Legal Notices

As a part of the property managers duties, the property manager must deliver legal notices to a tenant who has defaulted on the lease agreement. This, again, is a legal issue—and one that the property manager should seek the advice of counsel to ensure the notice is legally-sufficient. The most common legal notices include the 3 Day Notice to Pay or Vacate and the 7 Day Notice (to Cure) (Non-curable). Legal issues involving these notices have been litigated in Florida for decades, and many court decisions have been rendered that affect the requirements of the same. The property manager should use the attorney to ensure the proper use of these notices, or else the property manager may encounter problems for trying to enforce a legally-insufficient notice.

Notices to Withhold Rent

Florida Statutes ch. 83, pt. 2 prescribes specific procedures regarding a tenant’s right to withhold rent, and usually, either the tenant gets it wrong, or the landlord does not know the specifics of these procedures—or how to apply the procedures to the given situation. To avoid handling the situation improperly, the property manager should seek the advise of legal counsel to ensure he is handling the situation properly.


In Florida, a property manager is only allowed to file an eviction complaint for non-payment of rent but only if the eviction is non-contested.
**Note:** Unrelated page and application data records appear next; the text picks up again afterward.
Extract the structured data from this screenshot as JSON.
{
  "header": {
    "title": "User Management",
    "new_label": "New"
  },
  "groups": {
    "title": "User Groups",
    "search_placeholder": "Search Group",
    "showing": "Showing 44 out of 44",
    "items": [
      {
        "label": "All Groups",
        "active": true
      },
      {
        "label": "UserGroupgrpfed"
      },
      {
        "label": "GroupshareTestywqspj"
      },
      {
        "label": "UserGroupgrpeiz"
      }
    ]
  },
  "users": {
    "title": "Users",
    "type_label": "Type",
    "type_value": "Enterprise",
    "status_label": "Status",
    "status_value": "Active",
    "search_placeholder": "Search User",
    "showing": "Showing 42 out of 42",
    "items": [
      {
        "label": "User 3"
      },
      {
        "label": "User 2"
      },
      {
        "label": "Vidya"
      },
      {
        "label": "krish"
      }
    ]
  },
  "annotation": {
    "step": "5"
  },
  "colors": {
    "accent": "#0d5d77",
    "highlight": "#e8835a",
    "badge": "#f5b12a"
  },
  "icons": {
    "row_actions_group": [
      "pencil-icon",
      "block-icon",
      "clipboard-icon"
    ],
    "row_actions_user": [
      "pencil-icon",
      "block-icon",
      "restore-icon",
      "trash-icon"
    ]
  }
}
All other evictions must be filed and handled by an attorney. That said, the property manager will be doing their clients a better service by having an attorney file all of their evictions because the benefits far outweigh the cost of filing the eviction. First, when the tenants know there is an attorney handling the legal matter, they are less inclined to contest the eviction and thus, the eviction is accomplished with less risk of wasted money, time and effort. Second, the attorney is going to know what issues to look for in any eviction situation and to ensure that only successful evictions are filed. Third, it simply frees up the managers time to tend to management business and not have to worry about the eviction process. In the end, the attorney will help the property manager save time and money.

Security Deposit Claims and Disputes

A common dispute property managers encounter is security deposit claims and disputes. This issue concerns not only the law on making the claim but also the law on damages, which can be a complex and less-than-certain area of law. When the property manager inspects the property for damages or other monies owed under the lease agreement, he should utilize the advice of an attorney when there is any question as to the claim. Even more, when a tenant objects, the attorney should be brought in to advise on the legitimacy of the objection and to see if there are concessions that need to be made, if any. Otherwise, if a landlord gets it wrong and the tenant sues accordingly, the landlord could face an adverse ruling and be subject to paying the attorney’s fees and costs.

Attorney Tim Baldwin of The Virga Law Firm, P.A., with offices in Pensacola, Ft. Walton, Destin, Panama City and Orlando, specializes in landlord-tenant law and offers a unique legal services plan for property and apartment managers. The legal plans include a scope of services that encompass the property manager’s dealings with tenants from start to finish, all for a reasonable flat fee per month. We’ll show you how to operate a better property management business, make more profit and resolve disputes. Contact Tim Baldwin to discuss their legal plan offers at (850) 972-8610.